The locations are vast and varied, the walks often long. At least until you can use one of the cat-like Nekaruh as amount - even for races. In addition, the domesticated big cats can also scent treasure and dig it up when approached. Sometimes, however, instead of hidden gems, they unearth aggressive monsters, which then entangle the group in turn-based combat.
You can also let time pass manually, take a defensive stance, or change positions. Unlike many genre colleagues, the battles don't just take place in symbolic arenas, but on hexagonally gridded battlefields, where you not only have to consider weapon and action ranges but where you can also move around for advantageous back or flanking attacks. Taking advantage of elemental weaknesses, which once figured out are permanently noted, is also important. Preferred starting formations can also be set in the main menu.
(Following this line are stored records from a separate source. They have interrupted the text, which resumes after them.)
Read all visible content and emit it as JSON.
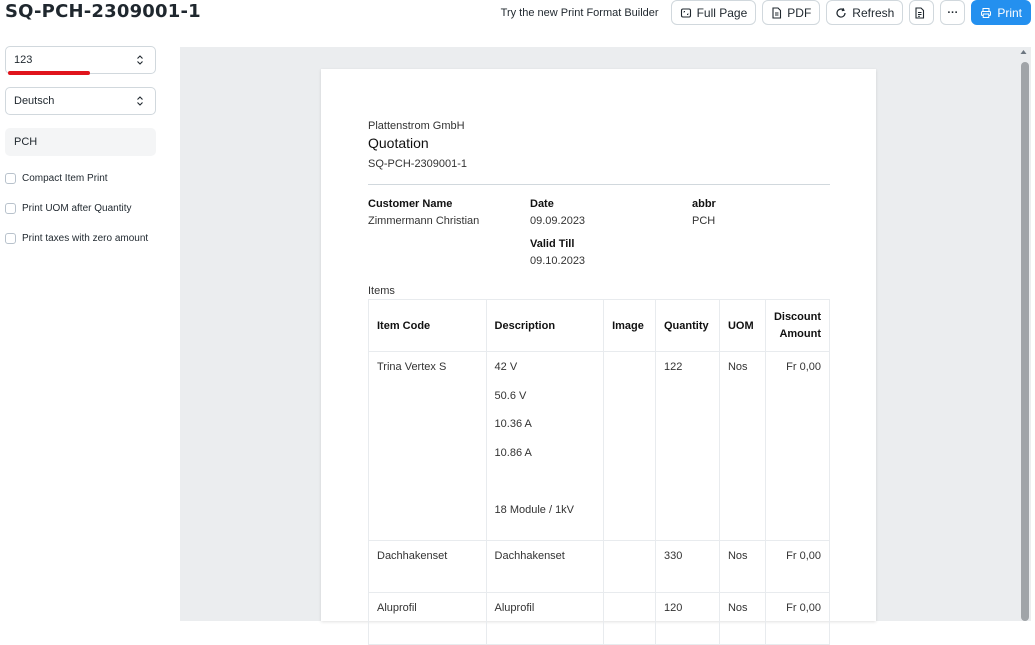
{
  "header": {
    "title": "SQ-PCH-2309001-1",
    "builder_link": "Try the new Print Format Builder",
    "full_page_label": "Full Page",
    "pdf_label": "PDF",
    "refresh_label": "Refresh",
    "more_label": "···",
    "print_label": "Print",
    "primary_color": "#2490ef"
  },
  "sidebar": {
    "print_format": "123",
    "language": "Deutsch",
    "letterhead": "PCH",
    "checkboxes": [
      {
        "label": "Compact Item Print",
        "checked": false
      },
      {
        "label": "Print UOM after Quantity",
        "checked": false
      },
      {
        "label": "Print taxes with zero amount",
        "checked": false
      }
    ],
    "annotation_color": "#e0141c"
  },
  "document": {
    "company": "Plattenstrom GmbH",
    "doctype": "Quotation",
    "name": "SQ-PCH-2309001-1",
    "customer_name_label": "Customer Name",
    "customer_name": "Zimmermann Christian",
    "date_label": "Date",
    "date": "09.09.2023",
    "valid_till_label": "Valid Till",
    "valid_till": "09.10.2023",
    "abbr_label": "abbr",
    "abbr": "PCH",
    "items_label": "Items",
    "columns": {
      "item_code": "Item Code",
      "description": "Description",
      "image": "Image",
      "quantity": "Quantity",
      "uom": "UOM",
      "discount_line1": "Discount",
      "discount_line2": "Amount"
    },
    "rows": [
      {
        "item_code": "Trina Vertex S",
        "description": [
          "42 V",
          "50.6 V",
          "10.36 A",
          "10.86 A",
          "",
          "18 Module / 1kV"
        ],
        "quantity": "122",
        "uom": "Nos",
        "discount": "Fr 0,00"
      },
      {
        "item_code": "Dachhakenset",
        "description": [
          "Dachhakenset"
        ],
        "quantity": "330",
        "uom": "Nos",
        "discount": "Fr 0,00"
      },
      {
        "item_code": "Aluprofil",
        "description": [
          "Aluprofil"
        ],
        "quantity": "120",
        "uom": "Nos",
        "discount": "Fr 0,00"
      }
    ]
  }
}
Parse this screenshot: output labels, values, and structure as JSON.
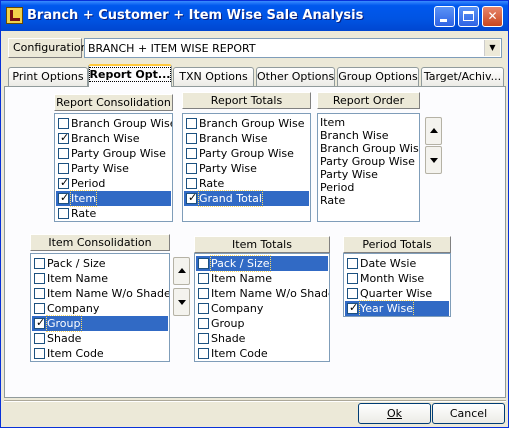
{
  "window": {
    "title": "Branch + Customer + Item Wise Sale Analysis"
  },
  "configuration": {
    "label": "Configuration",
    "value": "BRANCH + ITEM WISE REPORT"
  },
  "tabs": [
    "Print Options",
    "Report Opt...",
    "TXN Options",
    "Other Options",
    "Group Options",
    "Target/Achiv..."
  ],
  "active_tab": "Report Opt...",
  "report_consolidation": {
    "title": "Report Consolidation",
    "items": [
      {
        "label": "Branch Group Wise",
        "checked": false,
        "selected": false
      },
      {
        "label": "Branch Wise",
        "checked": true,
        "selected": false
      },
      {
        "label": "Party Group Wise",
        "checked": false,
        "selected": false
      },
      {
        "label": "Party Wise",
        "checked": false,
        "selected": false
      },
      {
        "label": "Period",
        "checked": true,
        "selected": false
      },
      {
        "label": "Item",
        "checked": true,
        "selected": true
      },
      {
        "label": "Rate",
        "checked": false,
        "selected": false
      }
    ]
  },
  "report_totals": {
    "title": "Report Totals",
    "items": [
      {
        "label": "Branch Group Wise",
        "checked": false,
        "selected": false
      },
      {
        "label": "Branch Wise",
        "checked": false,
        "selected": false
      },
      {
        "label": "Party Group Wise",
        "checked": false,
        "selected": false
      },
      {
        "label": "Party Wise",
        "checked": false,
        "selected": false
      },
      {
        "label": "Rate",
        "checked": false,
        "selected": false
      },
      {
        "label": "Grand Total",
        "checked": true,
        "selected": true
      }
    ]
  },
  "report_order": {
    "title": "Report Order",
    "items": [
      "Item",
      "Branch Wise",
      "Branch Group Wise",
      "Party Group Wise",
      "Party Wise",
      "Period",
      "Rate"
    ]
  },
  "item_consolidation": {
    "title": "Item Consolidation",
    "items": [
      {
        "label": "Pack / Size",
        "checked": false,
        "selected": false
      },
      {
        "label": "Item Name",
        "checked": false,
        "selected": false
      },
      {
        "label": "Item Name W/o Shade",
        "checked": false,
        "selected": false
      },
      {
        "label": "Company",
        "checked": false,
        "selected": false
      },
      {
        "label": "Group",
        "checked": true,
        "selected": true
      },
      {
        "label": "Shade",
        "checked": false,
        "selected": false
      },
      {
        "label": "Item Code",
        "checked": false,
        "selected": false
      }
    ]
  },
  "item_totals": {
    "title": "Item Totals",
    "items": [
      {
        "label": "Pack / Size",
        "checked": false,
        "selected": true
      },
      {
        "label": "Item Name",
        "checked": false,
        "selected": false
      },
      {
        "label": "Item Name W/o Shade",
        "checked": false,
        "selected": false
      },
      {
        "label": "Company",
        "checked": false,
        "selected": false
      },
      {
        "label": "Group",
        "checked": false,
        "selected": false
      },
      {
        "label": "Shade",
        "checked": false,
        "selected": false
      },
      {
        "label": "Item Code",
        "checked": false,
        "selected": false
      }
    ]
  },
  "period_totals": {
    "title": "Period Totals",
    "items": [
      {
        "label": "Date Wsie",
        "checked": false,
        "selected": false
      },
      {
        "label": "Month Wise",
        "checked": false,
        "selected": false
      },
      {
        "label": "Quarter Wise",
        "checked": false,
        "selected": false
      },
      {
        "label": "Year Wise",
        "checked": true,
        "selected": true
      }
    ]
  },
  "buttons": {
    "ok": "Ok",
    "cancel": "Cancel"
  },
  "colors": {
    "titlebar": "#0054E3",
    "selection": "#316AC5",
    "face": "#ECE9D8"
  }
}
With Edge of Eternity, the small French Midgar Studio has created a remarkable Japanese-style role-playing epic, which doesn't have to hide from the titles of larger studios in terms of story, game mechanics, and scope. The scenario is interesting, the world huge, and the locations vary. The game world and characters, however, seem unusually rigid and sterile despite quiet atmospheric moments. You often feel like you're in an online role-playing game without any other players. In addition, there are annoying display errors and limitations in navigation and handling. However, despite the noticeable lack of polish, the odyssey of Daryon and Selene entertained well overall.